Top of Task material

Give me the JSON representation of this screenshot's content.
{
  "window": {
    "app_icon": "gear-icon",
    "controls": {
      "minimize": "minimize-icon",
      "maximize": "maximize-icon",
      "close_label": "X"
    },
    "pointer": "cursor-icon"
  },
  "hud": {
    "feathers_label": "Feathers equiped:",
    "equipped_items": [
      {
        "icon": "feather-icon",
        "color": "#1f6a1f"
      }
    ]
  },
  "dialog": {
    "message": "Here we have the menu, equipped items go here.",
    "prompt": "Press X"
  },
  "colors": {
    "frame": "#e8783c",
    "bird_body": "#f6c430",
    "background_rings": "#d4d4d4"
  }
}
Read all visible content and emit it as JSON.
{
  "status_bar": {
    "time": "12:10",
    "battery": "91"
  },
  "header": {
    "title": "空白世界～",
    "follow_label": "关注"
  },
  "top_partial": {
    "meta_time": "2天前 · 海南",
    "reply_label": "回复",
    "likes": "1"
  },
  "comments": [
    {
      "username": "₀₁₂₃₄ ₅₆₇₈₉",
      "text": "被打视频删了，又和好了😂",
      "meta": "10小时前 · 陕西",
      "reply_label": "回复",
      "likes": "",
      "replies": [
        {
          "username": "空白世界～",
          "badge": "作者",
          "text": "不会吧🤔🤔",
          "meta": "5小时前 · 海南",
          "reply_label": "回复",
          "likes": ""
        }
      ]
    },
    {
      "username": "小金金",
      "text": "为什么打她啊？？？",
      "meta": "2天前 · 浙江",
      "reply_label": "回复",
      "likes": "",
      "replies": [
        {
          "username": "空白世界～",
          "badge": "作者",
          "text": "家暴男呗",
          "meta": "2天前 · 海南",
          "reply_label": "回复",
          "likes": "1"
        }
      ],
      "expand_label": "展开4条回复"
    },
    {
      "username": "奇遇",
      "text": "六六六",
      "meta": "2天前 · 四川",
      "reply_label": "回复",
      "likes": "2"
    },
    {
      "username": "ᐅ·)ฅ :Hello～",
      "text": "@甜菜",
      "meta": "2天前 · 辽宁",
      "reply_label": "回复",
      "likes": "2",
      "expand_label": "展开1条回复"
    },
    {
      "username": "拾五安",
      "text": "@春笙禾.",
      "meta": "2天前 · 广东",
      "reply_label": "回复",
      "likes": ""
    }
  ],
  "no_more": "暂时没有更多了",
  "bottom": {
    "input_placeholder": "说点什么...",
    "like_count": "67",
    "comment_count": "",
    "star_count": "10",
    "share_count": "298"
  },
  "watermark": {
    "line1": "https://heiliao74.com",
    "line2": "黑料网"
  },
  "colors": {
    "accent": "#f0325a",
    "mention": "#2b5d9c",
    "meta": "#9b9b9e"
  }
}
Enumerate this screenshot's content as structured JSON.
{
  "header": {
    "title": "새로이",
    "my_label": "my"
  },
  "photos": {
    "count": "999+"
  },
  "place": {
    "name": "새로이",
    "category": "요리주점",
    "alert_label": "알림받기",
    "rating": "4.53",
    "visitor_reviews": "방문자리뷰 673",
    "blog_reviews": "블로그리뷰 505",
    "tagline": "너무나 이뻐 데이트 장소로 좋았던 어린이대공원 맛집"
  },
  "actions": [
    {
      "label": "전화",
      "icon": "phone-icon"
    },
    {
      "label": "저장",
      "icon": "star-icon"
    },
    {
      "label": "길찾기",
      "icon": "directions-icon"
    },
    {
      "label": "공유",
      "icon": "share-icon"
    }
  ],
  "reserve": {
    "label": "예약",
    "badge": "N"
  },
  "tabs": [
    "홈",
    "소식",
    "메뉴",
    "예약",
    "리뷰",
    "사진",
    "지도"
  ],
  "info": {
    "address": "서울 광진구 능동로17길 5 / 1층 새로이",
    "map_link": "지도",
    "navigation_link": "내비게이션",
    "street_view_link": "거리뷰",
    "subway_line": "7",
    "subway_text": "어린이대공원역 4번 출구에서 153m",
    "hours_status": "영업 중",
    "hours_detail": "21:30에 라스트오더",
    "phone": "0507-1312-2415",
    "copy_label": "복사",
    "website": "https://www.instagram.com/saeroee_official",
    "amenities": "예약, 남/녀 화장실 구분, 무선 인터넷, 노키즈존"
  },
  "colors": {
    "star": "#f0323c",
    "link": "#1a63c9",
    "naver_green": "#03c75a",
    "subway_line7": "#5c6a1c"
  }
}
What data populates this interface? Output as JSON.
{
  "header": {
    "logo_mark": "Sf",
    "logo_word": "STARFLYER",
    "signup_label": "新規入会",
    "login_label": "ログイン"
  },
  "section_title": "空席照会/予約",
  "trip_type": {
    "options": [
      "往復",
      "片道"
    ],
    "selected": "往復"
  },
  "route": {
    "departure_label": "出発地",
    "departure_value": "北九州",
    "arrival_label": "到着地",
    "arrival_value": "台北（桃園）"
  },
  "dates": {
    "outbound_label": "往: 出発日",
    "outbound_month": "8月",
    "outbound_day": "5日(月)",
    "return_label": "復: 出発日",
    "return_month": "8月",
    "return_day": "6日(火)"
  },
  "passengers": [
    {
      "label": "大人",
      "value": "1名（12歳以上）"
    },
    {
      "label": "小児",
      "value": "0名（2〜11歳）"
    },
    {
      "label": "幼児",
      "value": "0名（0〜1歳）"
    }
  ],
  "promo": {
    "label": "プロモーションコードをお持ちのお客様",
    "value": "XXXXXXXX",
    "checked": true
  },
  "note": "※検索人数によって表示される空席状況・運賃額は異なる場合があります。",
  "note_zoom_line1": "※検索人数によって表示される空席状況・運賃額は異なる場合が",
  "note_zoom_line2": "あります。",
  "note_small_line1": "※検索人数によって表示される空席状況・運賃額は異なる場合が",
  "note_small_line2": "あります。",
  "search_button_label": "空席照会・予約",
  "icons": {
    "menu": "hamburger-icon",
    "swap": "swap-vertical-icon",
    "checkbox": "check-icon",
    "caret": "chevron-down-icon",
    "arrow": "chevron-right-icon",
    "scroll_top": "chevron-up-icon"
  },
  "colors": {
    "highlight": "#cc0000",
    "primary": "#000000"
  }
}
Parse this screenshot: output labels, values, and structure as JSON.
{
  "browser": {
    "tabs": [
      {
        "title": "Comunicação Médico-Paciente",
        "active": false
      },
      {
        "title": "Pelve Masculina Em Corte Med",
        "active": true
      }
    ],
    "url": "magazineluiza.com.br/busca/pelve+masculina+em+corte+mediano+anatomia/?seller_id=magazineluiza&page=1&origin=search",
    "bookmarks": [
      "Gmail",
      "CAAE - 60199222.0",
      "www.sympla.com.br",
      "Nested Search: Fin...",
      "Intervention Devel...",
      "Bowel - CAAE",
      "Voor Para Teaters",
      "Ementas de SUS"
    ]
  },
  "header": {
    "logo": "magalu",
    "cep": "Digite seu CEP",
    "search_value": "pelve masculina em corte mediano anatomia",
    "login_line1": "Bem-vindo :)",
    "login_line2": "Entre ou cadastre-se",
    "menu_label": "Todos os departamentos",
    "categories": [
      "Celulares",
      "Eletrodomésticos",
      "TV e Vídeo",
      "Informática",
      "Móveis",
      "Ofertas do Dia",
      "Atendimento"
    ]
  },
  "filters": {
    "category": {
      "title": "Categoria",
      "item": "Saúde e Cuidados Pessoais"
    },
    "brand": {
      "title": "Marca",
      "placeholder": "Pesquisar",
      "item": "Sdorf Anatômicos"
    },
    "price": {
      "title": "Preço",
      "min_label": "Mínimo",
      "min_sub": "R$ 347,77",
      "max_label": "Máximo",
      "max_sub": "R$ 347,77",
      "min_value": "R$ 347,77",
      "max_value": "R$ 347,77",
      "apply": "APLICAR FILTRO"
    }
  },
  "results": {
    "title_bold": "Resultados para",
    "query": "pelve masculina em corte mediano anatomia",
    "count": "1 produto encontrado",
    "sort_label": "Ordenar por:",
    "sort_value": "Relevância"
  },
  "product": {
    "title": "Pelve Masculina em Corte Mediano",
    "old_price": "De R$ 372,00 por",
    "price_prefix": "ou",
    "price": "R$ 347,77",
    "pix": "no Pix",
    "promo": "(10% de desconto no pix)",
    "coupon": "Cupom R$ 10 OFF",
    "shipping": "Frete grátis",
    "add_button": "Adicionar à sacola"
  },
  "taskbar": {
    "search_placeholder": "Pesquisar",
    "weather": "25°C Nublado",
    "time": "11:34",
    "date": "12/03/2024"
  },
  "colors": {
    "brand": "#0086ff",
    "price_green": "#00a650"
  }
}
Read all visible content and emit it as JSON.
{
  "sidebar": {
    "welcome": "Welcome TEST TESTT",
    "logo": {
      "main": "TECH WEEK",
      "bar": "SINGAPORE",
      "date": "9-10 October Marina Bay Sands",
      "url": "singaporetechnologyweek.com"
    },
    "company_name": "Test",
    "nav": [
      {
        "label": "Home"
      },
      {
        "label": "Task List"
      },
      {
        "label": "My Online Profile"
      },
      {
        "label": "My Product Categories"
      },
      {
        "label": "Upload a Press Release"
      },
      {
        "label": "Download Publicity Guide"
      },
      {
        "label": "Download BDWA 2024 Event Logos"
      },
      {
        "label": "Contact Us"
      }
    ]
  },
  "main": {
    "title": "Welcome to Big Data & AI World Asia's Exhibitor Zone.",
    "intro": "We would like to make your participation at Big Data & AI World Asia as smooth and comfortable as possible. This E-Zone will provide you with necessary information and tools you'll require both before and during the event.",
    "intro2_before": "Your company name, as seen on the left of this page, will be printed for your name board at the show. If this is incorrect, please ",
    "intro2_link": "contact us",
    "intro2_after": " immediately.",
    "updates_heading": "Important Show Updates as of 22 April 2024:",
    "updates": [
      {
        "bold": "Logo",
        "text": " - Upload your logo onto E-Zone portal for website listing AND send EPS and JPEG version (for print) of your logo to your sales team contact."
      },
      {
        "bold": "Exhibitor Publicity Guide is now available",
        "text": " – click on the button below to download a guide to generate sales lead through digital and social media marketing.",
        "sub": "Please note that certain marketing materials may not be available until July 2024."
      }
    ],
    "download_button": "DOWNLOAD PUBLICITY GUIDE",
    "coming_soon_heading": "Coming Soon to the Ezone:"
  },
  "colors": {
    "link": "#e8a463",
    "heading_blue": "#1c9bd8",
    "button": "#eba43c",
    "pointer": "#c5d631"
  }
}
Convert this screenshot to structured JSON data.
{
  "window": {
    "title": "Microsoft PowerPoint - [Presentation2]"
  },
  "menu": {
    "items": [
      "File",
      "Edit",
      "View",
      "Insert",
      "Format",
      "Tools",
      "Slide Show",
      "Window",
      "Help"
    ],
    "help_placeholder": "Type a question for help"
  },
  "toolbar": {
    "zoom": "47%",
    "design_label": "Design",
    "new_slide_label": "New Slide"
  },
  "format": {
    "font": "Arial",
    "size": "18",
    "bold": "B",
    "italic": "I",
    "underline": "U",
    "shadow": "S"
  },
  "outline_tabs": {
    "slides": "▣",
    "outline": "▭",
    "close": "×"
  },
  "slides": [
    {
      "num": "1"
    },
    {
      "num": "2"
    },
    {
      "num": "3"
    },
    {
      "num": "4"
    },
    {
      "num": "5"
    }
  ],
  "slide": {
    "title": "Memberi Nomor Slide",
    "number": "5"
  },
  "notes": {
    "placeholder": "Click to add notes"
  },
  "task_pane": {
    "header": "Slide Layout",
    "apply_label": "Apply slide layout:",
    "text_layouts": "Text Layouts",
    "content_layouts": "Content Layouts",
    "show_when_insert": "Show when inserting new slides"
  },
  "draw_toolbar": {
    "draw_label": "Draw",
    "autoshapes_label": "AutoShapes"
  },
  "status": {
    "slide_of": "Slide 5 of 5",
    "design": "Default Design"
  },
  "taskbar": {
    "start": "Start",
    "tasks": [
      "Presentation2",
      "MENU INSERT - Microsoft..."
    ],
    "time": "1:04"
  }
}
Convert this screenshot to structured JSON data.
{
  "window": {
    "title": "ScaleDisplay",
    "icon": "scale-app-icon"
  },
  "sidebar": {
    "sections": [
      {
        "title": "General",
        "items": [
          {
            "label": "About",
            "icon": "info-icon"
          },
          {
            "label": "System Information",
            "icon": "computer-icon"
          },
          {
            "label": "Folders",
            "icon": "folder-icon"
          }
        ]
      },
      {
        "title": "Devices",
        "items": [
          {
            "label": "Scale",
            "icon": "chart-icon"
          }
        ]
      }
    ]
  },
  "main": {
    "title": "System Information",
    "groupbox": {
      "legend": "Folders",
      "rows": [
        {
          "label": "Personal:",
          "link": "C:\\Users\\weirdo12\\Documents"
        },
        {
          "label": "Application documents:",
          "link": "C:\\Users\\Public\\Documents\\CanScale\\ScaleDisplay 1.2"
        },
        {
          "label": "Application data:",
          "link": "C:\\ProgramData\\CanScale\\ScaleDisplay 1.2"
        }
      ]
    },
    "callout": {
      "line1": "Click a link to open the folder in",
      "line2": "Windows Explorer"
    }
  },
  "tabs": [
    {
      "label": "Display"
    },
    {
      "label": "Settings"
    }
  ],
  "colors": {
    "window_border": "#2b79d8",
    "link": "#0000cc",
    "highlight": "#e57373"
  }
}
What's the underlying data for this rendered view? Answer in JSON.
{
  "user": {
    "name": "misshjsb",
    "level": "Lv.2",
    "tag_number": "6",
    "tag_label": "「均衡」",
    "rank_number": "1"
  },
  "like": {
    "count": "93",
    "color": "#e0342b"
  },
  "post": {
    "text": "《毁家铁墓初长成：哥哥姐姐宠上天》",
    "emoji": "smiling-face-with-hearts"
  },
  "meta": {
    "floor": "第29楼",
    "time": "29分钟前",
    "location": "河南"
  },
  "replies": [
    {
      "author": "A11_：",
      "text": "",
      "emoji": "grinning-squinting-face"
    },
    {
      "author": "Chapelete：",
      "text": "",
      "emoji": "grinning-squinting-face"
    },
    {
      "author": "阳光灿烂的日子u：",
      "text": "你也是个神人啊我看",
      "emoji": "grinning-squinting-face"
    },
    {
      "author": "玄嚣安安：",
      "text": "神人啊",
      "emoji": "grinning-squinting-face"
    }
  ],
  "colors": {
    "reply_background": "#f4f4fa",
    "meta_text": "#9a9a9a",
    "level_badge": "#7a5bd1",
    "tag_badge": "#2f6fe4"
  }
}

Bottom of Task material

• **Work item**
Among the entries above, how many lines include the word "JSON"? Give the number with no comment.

• **Solution to this task**
9